Enter your email address to receive the latest news on emerging art, design, lifestyle and tech from Thisispaper, delivered straight to your inbox.
Oops! Something went wrong while submitting the form.
Instant access to new channels
The top stories curated daily
Weekly roundups of what's important
Weekly roundups of what's important
Original features and deep dives
Exclusive community features
Brunnenstrasse 9 by Brandlhuber & Emde & Burlon
Edition
Berlin Guide
under the patronage of
Concrete Stories
under the patronage of
Hitoshi Arato
Jan 23, 2023

The gallery and ateliers at Brunnenstrasse 9 designed by by Brandlhuber & Emde & Burlon in Berlin are a prime example of adaptive reuse in architecture.

Built on the foundations of a ruin, the project took advantage of an opportunity to buy the land for a discounted price and make use of the remaining structure. Rather than removing the original building, the architects, Brandlhuber & Emde & Burlon, included it in the design and developed it further to create a unique and functional space.

The design of the building was heavily influenced by the City Planning Department's agenda of "critical reconstruction," which references the city's historical context. The basic volume of the building is defined by the eave heights of the two adjacent buildings, with the attic floor shaped accordingly to compromise with the neighbors behind the rear courtyard. The continuation of the adjacent building heights into Brunnenstrasse 9 results in a 30cm difference between the two floor levels, which naturally divides the floor plate on every storey for different uses.

The concrete core, reduced to a minimum, houses the bathrooms and the elevator. It directly connects the different units to the street level via an entrance located in the public passageway. Apart from this central core, there is no other physical connection between the single units. The only way to circulate between them is either through elevator access or the external staircase attached to the rear facade. This exterior circulation layer is offset five meters from the back facade in accordance with the building code and fire regulations, eliminating the need for an interior stair and maximizing spatial efficiency.

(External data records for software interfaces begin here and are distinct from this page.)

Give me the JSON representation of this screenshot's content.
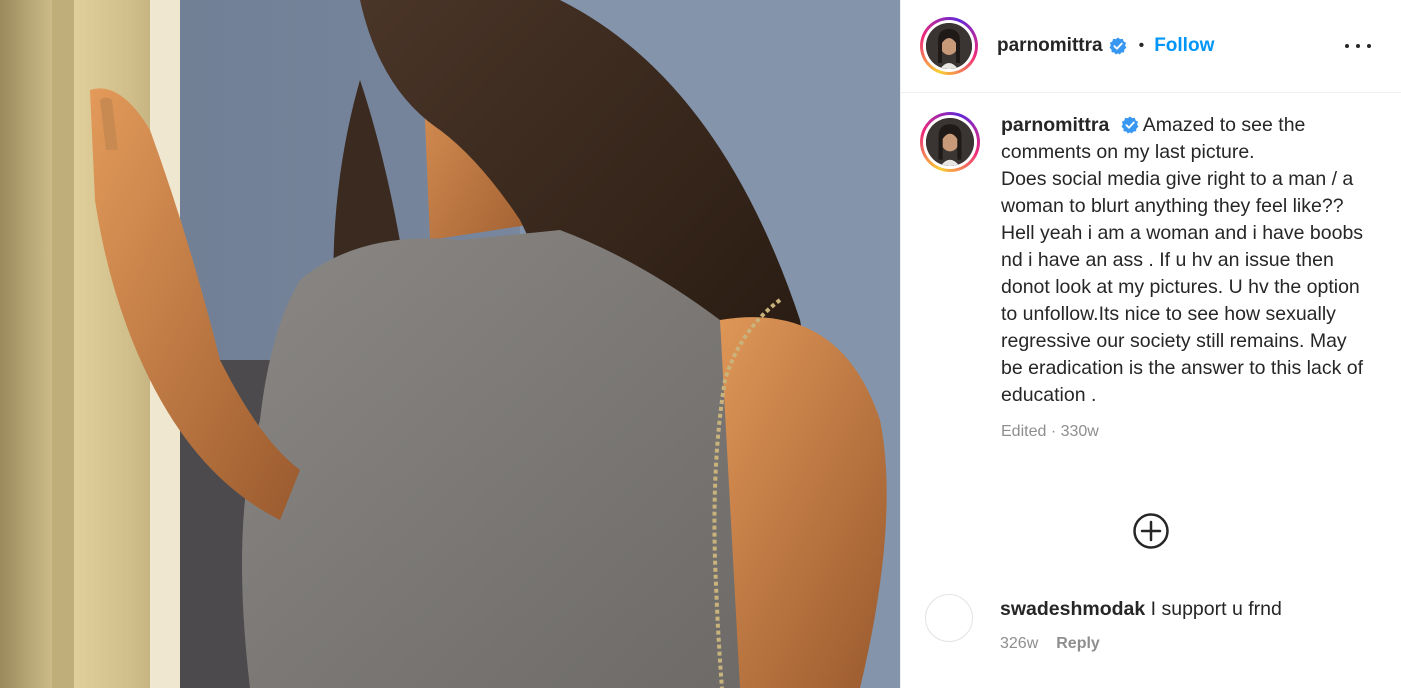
{
  "post": {
    "username": "parnomittra",
    "verified_icon": "verified-badge-icon",
    "follow_label": "Follow",
    "separator": "•",
    "more_icon": "more-options-icon"
  },
  "caption": {
    "username": "parnomittra",
    "text": "Amazed to see the comments on my last picture.\nDoes social media give right to a man / a woman to blurt anything they feel like?? Hell yeah i am a woman and i have boobs nd i have an ass . If u hv an issue then donot look at my pictures. U hv the option to unfollow.Its nice to see how sexually regressive our society still remains. May be eradication is the answer to this lack of education .",
    "meta": "Edited · 330w"
  },
  "load_more_icon": "add-circle-icon",
  "comments": [
    {
      "username": "swadeshmodak",
      "text": "I support u frnd",
      "time": "326w",
      "reply_label": "Reply"
    }
  ],
  "colors": {
    "accent": "#0095f6",
    "text": "#262626",
    "muted": "#8e8e8e",
    "border": "#efefef"
  }
}
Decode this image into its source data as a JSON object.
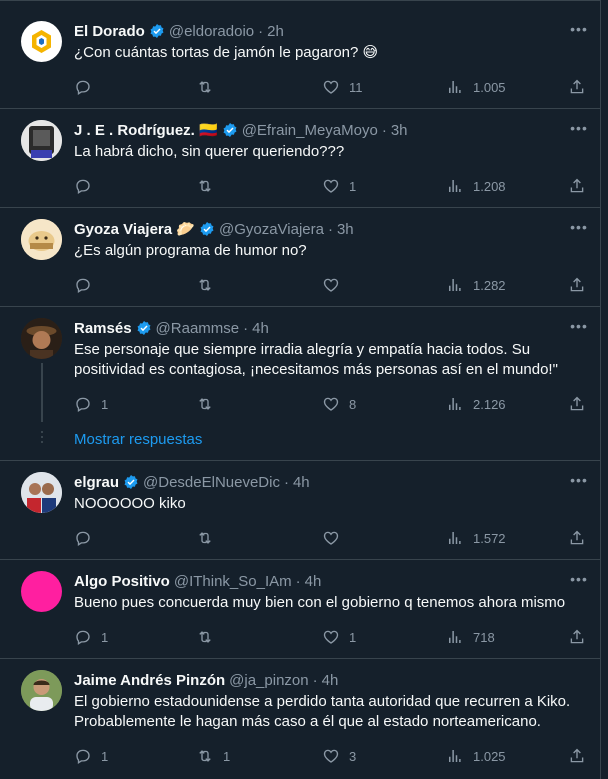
{
  "colors": {
    "background": "#15202b",
    "border": "#38444d",
    "muted": "#8b98a5",
    "accent": "#1d9bf0",
    "text": "#f7f9f9"
  },
  "icons": {
    "reply": "reply-icon",
    "retweet": "retweet-icon",
    "like": "heart-icon",
    "views": "views-bar-icon",
    "share": "share-icon",
    "more": "more-icon",
    "verified": "verified-badge-icon"
  },
  "tweets": [
    {
      "name": "El Dorado",
      "handle": "@eldoradoio",
      "sep": "·",
      "time": "2h",
      "text": "¿Con cuántas tortas de jamón le pagaron? 😅",
      "replies": "",
      "retweets": "",
      "likes": "11",
      "views": "1.005"
    },
    {
      "name": "J . E . Rodríguez. 🇨🇴",
      "handle": "@Efrain_MeyaMoyo",
      "sep": "·",
      "time": "3h",
      "text": "La habrá dicho, sin querer queriendo???",
      "replies": "",
      "retweets": "",
      "likes": "1",
      "views": "1.208"
    },
    {
      "name": "Gyoza Viajera 🥟",
      "handle": "@GyozaViajera",
      "sep": "·",
      "time": "3h",
      "text": "¿Es algún programa de humor no?",
      "replies": "",
      "retweets": "",
      "likes": "",
      "views": "1.282"
    },
    {
      "name": "Ramsés",
      "handle": "@Raammse",
      "sep": "·",
      "time": "4h",
      "text": "Ese personaje que siempre irradia alegría y empatía hacia todos. Su positividad es contagiosa, ¡necesitamos más personas así en el mundo!\"",
      "replies": "1",
      "retweets": "",
      "likes": "8",
      "views": "2.126"
    },
    {
      "name": "elgrau",
      "handle": "@DesdeElNueveDic",
      "sep": "·",
      "time": "4h",
      "text": "NOOOOOO kiko",
      "replies": "",
      "retweets": "",
      "likes": "",
      "views": "1.572"
    },
    {
      "name": "Algo Positivo",
      "handle": "@IThink_So_IAm",
      "sep": "·",
      "time": "4h",
      "text": "Bueno pues concuerda muy bien con el gobierno q tenemos ahora mismo",
      "replies": "1",
      "retweets": "",
      "likes": "1",
      "views": "718"
    },
    {
      "name": "Jaime Andrés Pinzón",
      "handle": "@ja_pinzon",
      "sep": "·",
      "time": "4h",
      "text": "El gobierno estadounidense a perdido tanta autoridad que recurren a Kiko. Probablemente le hagan más caso a él que al estado norteamericano.",
      "replies": "1",
      "retweets": "1",
      "likes": "3",
      "views": "1.025"
    }
  ],
  "show_replies": "Mostrar respuestas"
}
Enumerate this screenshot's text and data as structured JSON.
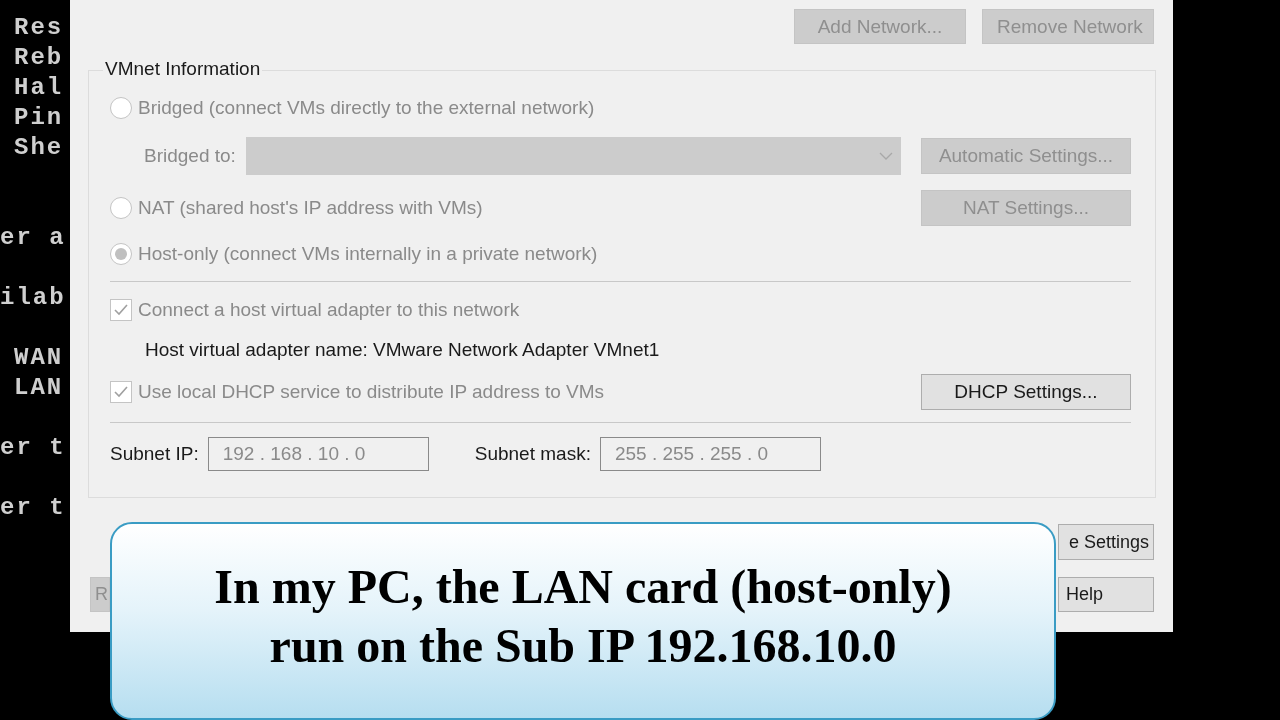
{
  "console_lines": [
    {
      "text": "Res",
      "indent": true
    },
    {
      "text": "Reb",
      "indent": true
    },
    {
      "text": "Hal",
      "indent": true
    },
    {
      "text": "Pin",
      "indent": true
    },
    {
      "text": "She",
      "indent": true
    },
    {
      "text": "er a",
      "indent": false
    },
    {
      "text": "ilab",
      "indent": false
    },
    {
      "text": "WAN",
      "indent": true
    },
    {
      "text": "LAN",
      "indent": true
    },
    {
      "text": "er t",
      "indent": false
    },
    {
      "text": "er t",
      "indent": false
    }
  ],
  "dialog": {
    "top_buttons": [
      {
        "label": "Add Network...",
        "disabled": true
      },
      {
        "label": "Remove Network",
        "disabled": true
      }
    ],
    "group": {
      "title": "VMnet Information",
      "bridged": {
        "label": "Bridged (connect VMs directly to the external network)",
        "selected": false,
        "disabled": true
      },
      "bridged_to": {
        "label": "Bridged to:",
        "disabled": true,
        "button": {
          "label": "Automatic Settings...",
          "disabled": true
        }
      },
      "nat": {
        "label": "NAT (shared host's IP address with VMs)",
        "selected": false,
        "disabled": true,
        "button": {
          "label": "NAT Settings...",
          "disabled": true
        }
      },
      "host_only": {
        "label": "Host-only (connect VMs internally in a private network)",
        "selected": true,
        "disabled": true
      },
      "connect_adapter": {
        "label": "Connect a host virtual adapter to this network",
        "checked": true,
        "disabled": true
      },
      "adapter_name": "Host virtual adapter name: VMware Network Adapter VMnet1",
      "dhcp": {
        "label": "Use local DHCP service to distribute IP address to VMs",
        "checked": true,
        "disabled": true,
        "button": {
          "label": "DHCP Settings...",
          "disabled": false
        }
      },
      "subnet_ip": {
        "label": "Subnet IP:",
        "value": "192 . 168 . 10 . 0"
      },
      "subnet_mask": {
        "label": "Subnet mask:",
        "value": "255 . 255 . 255 . 0"
      }
    },
    "bottom_buttons": [
      {
        "label": "R",
        "disabled": true
      },
      {
        "label": "e Settings",
        "disabled": false
      },
      {
        "label": "Help",
        "disabled": false
      }
    ]
  },
  "caption": {
    "lines": [
      "In my PC, the LAN card (host-only)",
      "run on the Sub IP 192.168.10.0"
    ]
  }
}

The facade of the building is also a nod to the context and regulations of the site. The street side, facing the heavily trafficked Brunnenstrasse, is given a closed quality, while the rear wall facing onto the courtyard is completely glazed. All the facade elements rest on a robust metal sub-structure, providing for future changes to the facade and following the same logic of flexibility and adaptability employed on the inside. The Brunnenstrasse 9 project is a successful example of how architects can use the constraints and opportunities of a site to create a unique and functional space.

No items found.
No items found.
Hitoshi Arato
Jan 23, 2023

The gallery and ateliers at Brunnenstrasse 9 designed by by Brandlhuber & Emde & Burlon in Berlin are a prime example of adaptive reuse in architecture.

Built on the foundations of a ruin, the project took advantage of an opportunity to buy the land for a discounted price and make use of the remaining structure. Rather than removing the original building, the architects, Brandlhuber & Emde & Burlon, included it in the design and developed it further to create a unique and functional space.

The design of the building was heavily influenced by the City Planning Department's agenda of "critical reconstruction," which references the city's historical context. The basic volume of the building is defined by the eave heights of the two adjacent buildings, with the attic floor shaped accordingly to compromise with the neighbors behind the rear courtyard. The continuation of the adjacent building heights into Brunnenstrasse 9 results in a 30cm difference between the two floor levels, which naturally divides the floor plate on every storey for different uses.

The concrete core, reduced to a minimum, houses the bathrooms and the elevator. It directly connects the different units to the street level via an entrance located in the public passageway. Apart from this central core, there is no other physical connection between the single units. The only way to circulate between them is either through elevator access or the external staircase attached to the rear facade. This exterior circulation layer is offset five meters from the back facade in accordance with the building code and fire regulations, eliminating the need for an interior stair and maximizing spatial efficiency.

The facade of the building is also a nod to the context and regulations of the site. The street side, facing the heavily trafficked Brunnenstrasse, is given a closed quality, while the rear wall facing onto the courtyard is completely glazed. All the facade elements rest on a robust metal sub-structure, providing for future changes to the facade and following the same logic of flexibility and adaptability employed on the inside. The Brunnenstrasse 9 project is a successful example of how architects can use the constraints and opportunities of a site to create a unique and functional space.

Architecture
section is proudly under the patronage of:
John Pawson

Independent publications like Thisispaper rely on support by readers and companies to be sustainable.

Current patron of Architecture Section:

If you are ready to book a slot, please use the following link:
Become a Patron

Introducing OS
An intimate space which helps creative minds thrive.
Discover. Share. Embrace.
Visit Thisispaper Shop
ThisispaperGuides
Discover the most inspiring places and stories through carefully-curated travel guides.
Explore all GuidesExplore channels